What is being asked ->
Search the records that follow and extract every line containing the string "hitler".

App and web page records ->
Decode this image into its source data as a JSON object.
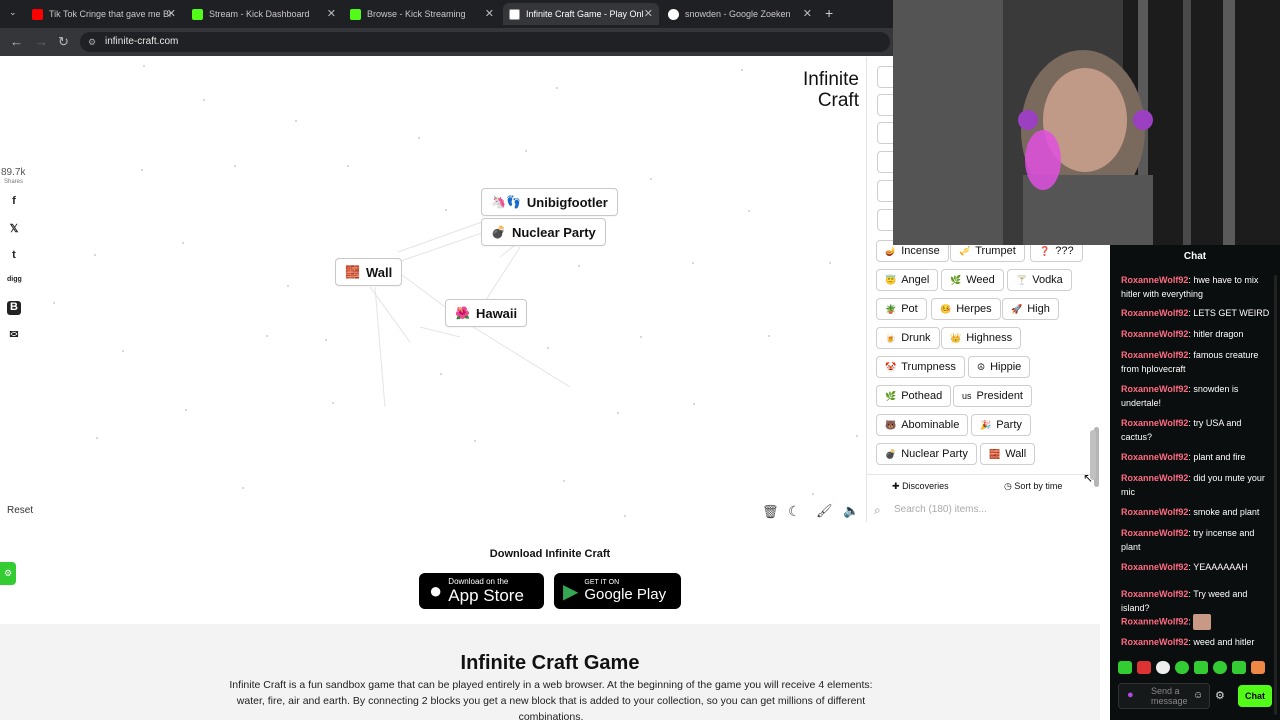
{
  "browser": {
    "tabs": [
      {
        "title": "Tik Tok Cringe that gave me Br",
        "icon": "youtube-icon",
        "color": "#ff0000"
      },
      {
        "title": "Stream - Kick Dashboard",
        "icon": "kick-icon",
        "color": "#53fc18"
      },
      {
        "title": "Browse - Kick Streaming",
        "icon": "kick-icon",
        "color": "#53fc18"
      },
      {
        "title": "Infinite Craft Game - Play Onlin",
        "icon": "infinite-craft-icon",
        "color": "#ffffff"
      },
      {
        "title": "snowden - Google Zoeken",
        "icon": "google-icon",
        "color": "#ffffff"
      }
    ],
    "new_tab": "+",
    "url": "infinite-craft.com"
  },
  "game": {
    "logo_line1": "Infinite",
    "logo_line2": "Craft",
    "shares_count": "89.7k",
    "shares_label": "Shares",
    "reset_label": "Reset",
    "canvas_elements": [
      {
        "name": "Unibigfootler",
        "emoji": "🦄👣"
      },
      {
        "name": "Nuclear Party",
        "emoji": "💣"
      },
      {
        "name": "Wall",
        "emoji": "🧱"
      },
      {
        "name": "Hawaii",
        "emoji": "🌺"
      }
    ]
  },
  "sidebar": {
    "items": [
      {
        "name": "Incense",
        "emoji": "🪔"
      },
      {
        "name": "Trumpet",
        "emoji": "🎺"
      },
      {
        "name": "???",
        "emoji": "❓"
      },
      {
        "name": "Angel",
        "emoji": "😇"
      },
      {
        "name": "Weed",
        "emoji": "🌿"
      },
      {
        "name": "Vodka",
        "emoji": "🍸"
      },
      {
        "name": "Pot",
        "emoji": "🪴"
      },
      {
        "name": "Herpes",
        "emoji": "🤒"
      },
      {
        "name": "High",
        "emoji": "🚀"
      },
      {
        "name": "Drunk",
        "emoji": "🍺"
      },
      {
        "name": "Highness",
        "emoji": "👑"
      },
      {
        "name": "Trumpness",
        "emoji": "🤡"
      },
      {
        "name": "Hippie",
        "emoji": "☮"
      },
      {
        "name": "Pothead",
        "emoji": "🌿"
      },
      {
        "name": "President",
        "emoji": "us"
      },
      {
        "name": "Abominable",
        "emoji": "🐻"
      },
      {
        "name": "Party",
        "emoji": "🎉"
      },
      {
        "name": "Nuclear Party",
        "emoji": "💣"
      },
      {
        "name": "Wall",
        "emoji": "🧱"
      }
    ],
    "tab_discoveries": "Discoveries",
    "tab_sort": "Sort by time",
    "search_placeholder": "Search (180) items..."
  },
  "page": {
    "download_title": "Download Infinite Craft",
    "appstore_small": "Download on the",
    "appstore_big": "App Store",
    "googleplay_small": "GET IT ON",
    "googleplay_big": "Google Play",
    "section_title": "Infinite Craft Game",
    "section_desc": "Infinite Craft is a fun sandbox game that can be played entirely in a web browser. At the beginning of the game you will receive 4 elements: water, fire, air and earth. By connecting 2 blocks you get a new block that is added to your collection, so you can get millions of different combinations."
  },
  "chat": {
    "header": "Chat",
    "messages": [
      {
        "user": "RoxanneWolf92",
        "text": "hwe have to mix hitler with everything"
      },
      {
        "user": "RoxanneWolf92",
        "text": "LETS GET WEIRD"
      },
      {
        "user": "RoxanneWolf92",
        "text": "hitler dragon"
      },
      {
        "user": "RoxanneWolf92",
        "text": "famous creature from hplovecraft"
      },
      {
        "user": "RoxanneWolf92",
        "text": "snowden is undertale!"
      },
      {
        "user": "RoxanneWolf92",
        "text": "try USA and cactus?"
      },
      {
        "user": "RoxanneWolf92",
        "text": "plant and fire"
      },
      {
        "user": "RoxanneWolf92",
        "text": "did you mute your mic"
      },
      {
        "user": "RoxanneWolf92",
        "text": "smoke and plant"
      },
      {
        "user": "RoxanneWolf92",
        "text": "try incense and plant"
      },
      {
        "user": "RoxanneWolf92",
        "text": "YEAAAAAAH"
      },
      {
        "user": "RoxanneWolf92",
        "text": "Try weed and island?"
      },
      {
        "user": "RoxanneWolf92",
        "text": ""
      },
      {
        "user": "RoxanneWolf92",
        "text": "weed and hitler"
      }
    ],
    "separator": ":",
    "input_placeholder": "Send a message",
    "send_label": "Chat",
    "accent": "#53fc18"
  }
}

Completed task ->
        "text": "hwe have to mix hitler with everything"
        "text": "hitler dragon"
        "text": "weed and hitler"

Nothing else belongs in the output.